“I posted this image of these two Fairy penguins a little more than half a year ago and since then it has circled the globe, it has been seen by millions, and I have received thousands of messages and comments of how these two little guys have touched and mended broken hearts, brought joy, hope and love into your lives,” Baumgaertner said on his Instagram. “It has become a symbol of togetherness and love. Times are still not easy for many of us, [so] I repeat what I wrote back then. During times like this, the truly lucky ones are those that can be with the person/people they love most.”
The German wildlife photographer spent three nights with the Fairy penguin colony in St. Kilda in hopes of attaining the perfect picture. Although the conditions were difficult, and he wasn't able to use any lights, his patience finally paid off when he captured two penguins comforting each other in front of the pier. “A volunteer approached me and told me that the white one was an elderly lady who had lost her partner and apparently so did the younger male to the left,” Baumgaertner wrote. “Since then they meet regularly comforting each other and standing together for hours watching the dancing lights of the nearby city.”
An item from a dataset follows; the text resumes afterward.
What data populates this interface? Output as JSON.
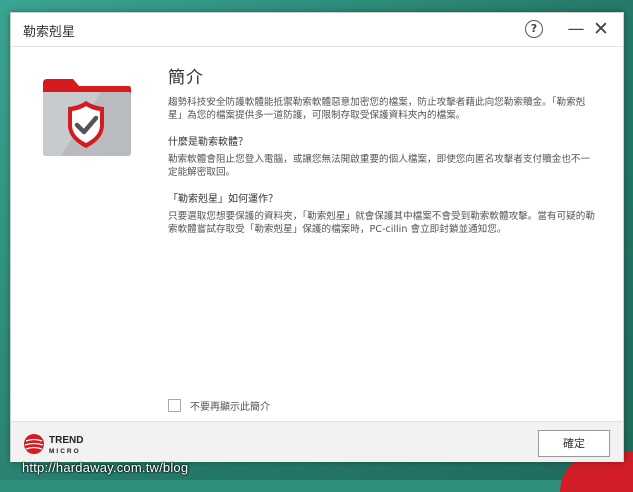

This heartfelt backstory on the two penguins was unlike any of the others Baumgaertner came across. “The way that these two lovebirds were caring for one another stood out from the entire colony,” he shares. “While all the other penguins were sleeping or running around, those two seemed to just stand there and enjoy every second they had together, holding each other in their flippers and talking about penguin stuff.”
Unsurprisingly, this touching tale of two widowed penguins embracing each other melted the hearts of people around the globe. However, there's a bit more to the story. Earthcare St. Kilda, a non-profit that manages the colony, wrote that the penguins might actually be related. They identified the penguin on the right as a pre-molt adult and the penguin on the left as a juvenile that may be the offspring of the adult. Even so, this photograph is a tender portrait of two loving animals.